In the late 1990s/early 2000s, a man pled guilty to adultery in West Virginia (our law was repealed in 2010). I don’t have a cite, but it was big news at the time.

However, I am not sure if it meets your criteria as it was a plea agreement in which he was originally charged with bigamy. From my recollection, he believed he was divorced some years prior; he had signed an order for the judge to enter, but his wife refused. The whole thing then got lost in the court system, but it was clear that he was never legally divorced from his 1st wife. He then years later married someone else and the 1st wife demanded that he be charged with bigamy.

After an investigation, it was believed that although the guy should have followed through which his divorce in a more complete manner, the state believed that a felony conviction was not appropriate, but the 1st wife would not let it go. So he plead to misdemeanor adultery.

Sure but a 4 star general being blackmailed is not a common occurrence and not the reason why it’s illegal in the military. Adultery is considered to be conduct prejudicial to good order and discipline. And it is. I’ve seen small units fall apart when PFC Snuffy is sleeping with the wife of SPC Smith.

Something similar happened on our local CFL team, when there were rumours that a noted ball carrier was sleeping with the wife of one of the O-line guys.

Suddenly, whenever the ball carrier had the ball, the O-line was incredibly porous and he kept getting hit, hard, by the defence.

Not good for the team overall, but they weren’t having that good a season anyway that year.

He also gave his lover unauthorized access to classified material. That was the bigger deal.

She doesn’t have the power to not let it go. Couldn’t the prosecutor just decline to charge him? Who cares what she thinks?

No cite (sorry:)). But in Michigan a while back, some man was charged with some sex crime. And he was found guilty of adultery as a lesser included.

As I said, it appeared on the local news a while back. So I have no cite. But it’s an interesting application of the adultery charge.

As already pointed out, adultery is illegal in Michigan.
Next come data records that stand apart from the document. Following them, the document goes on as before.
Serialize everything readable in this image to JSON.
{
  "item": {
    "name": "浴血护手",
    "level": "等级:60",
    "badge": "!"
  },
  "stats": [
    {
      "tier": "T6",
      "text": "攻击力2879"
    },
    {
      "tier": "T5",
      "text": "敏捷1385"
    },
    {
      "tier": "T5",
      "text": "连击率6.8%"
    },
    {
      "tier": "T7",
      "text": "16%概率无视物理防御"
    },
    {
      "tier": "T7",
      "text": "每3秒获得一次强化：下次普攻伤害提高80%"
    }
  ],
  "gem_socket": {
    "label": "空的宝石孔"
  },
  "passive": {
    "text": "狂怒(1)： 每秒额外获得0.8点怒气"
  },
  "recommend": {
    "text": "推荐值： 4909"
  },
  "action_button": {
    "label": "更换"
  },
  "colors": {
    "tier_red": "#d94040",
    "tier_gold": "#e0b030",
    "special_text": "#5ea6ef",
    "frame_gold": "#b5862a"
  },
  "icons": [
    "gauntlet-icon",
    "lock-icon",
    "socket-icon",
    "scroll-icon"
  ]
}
Also, I don’t know if anyone is interested. But incest is only illegal prior to the age 18. I have no idea how that law is enforced.


In theory you are right. In practice, prosecutors are elected and look our for “their victims.”
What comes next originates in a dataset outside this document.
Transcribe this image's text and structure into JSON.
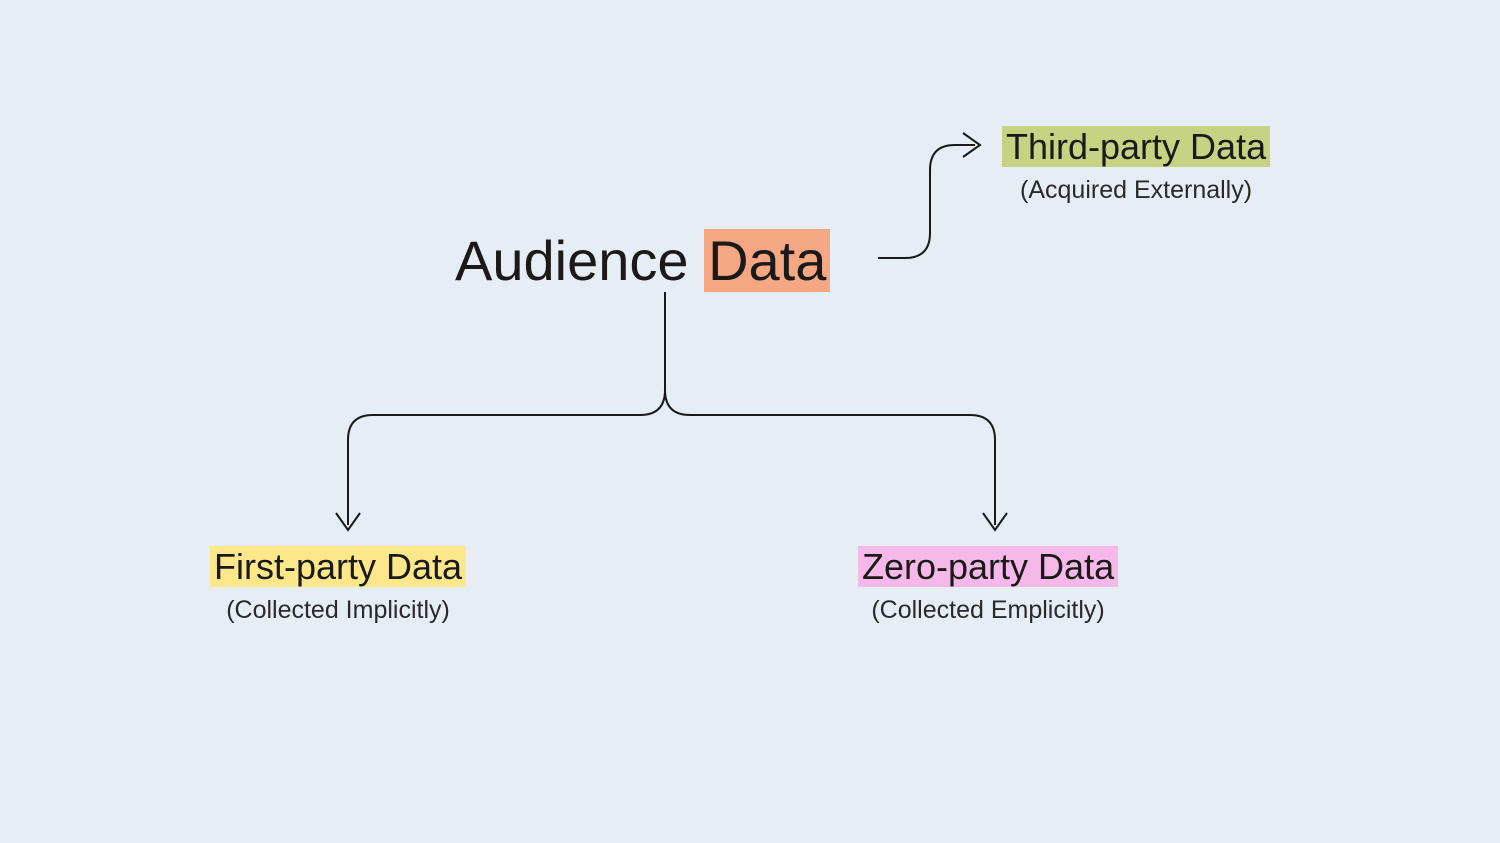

Still a misdmeanor in NY

Here’s a newspaper article. Eventually, the adultery charge was dropped and she took a plea to “public lewdness”. She wouldn’t have been charged with adultery if she had been committing adultery in a hotel room (there wouldn’t have been sufficient evidence) - but having sex on a picnic bench in a public park at 5 pm is going to result in witnesses.

I served as a 15-6 Investigating Officer for an adultery charge under the UCMJ in 2012. It’s really hard to prove beyond a reasonable doubt in order to conduct nonjudicial punishment under Article 15 or take it to court martial. There’s two major elements. One is that you have to show an effect on good order and discipline since it’s under Article 134. I had that evidence. Proving intercourse beyond a reasonable doubt is the hard one to do. The woman he’d been having the affair with said she did; he said they didn’t.

I did find enough to give more weight to her story and determine that more likely than not adultery had happened. Finding it involved things like looking at pictures that showed more than his claims about the relationship but not intercourse. That allowed other administrative actions but not a court martial. Since it wasn’t the first adultery case the pattern of misbehavior also allowed me to recommend an admin discharge hearing.

He did end up being discharged from the military with about 17 1/2 years of service.

ETA - My girlfriend did enjoy my tale of having to dig through a bunch of penis pics for work.

Lawrence v. Texas would seem to hold these laws to be unconstitutional. Even in the situation described in the linked article, the harm to the public is not the adultery but the public lewd behavior. I don’t think the children seeing the acts by the couple were especially harmed by the (unknown to the children) fact that one the parties was married to another.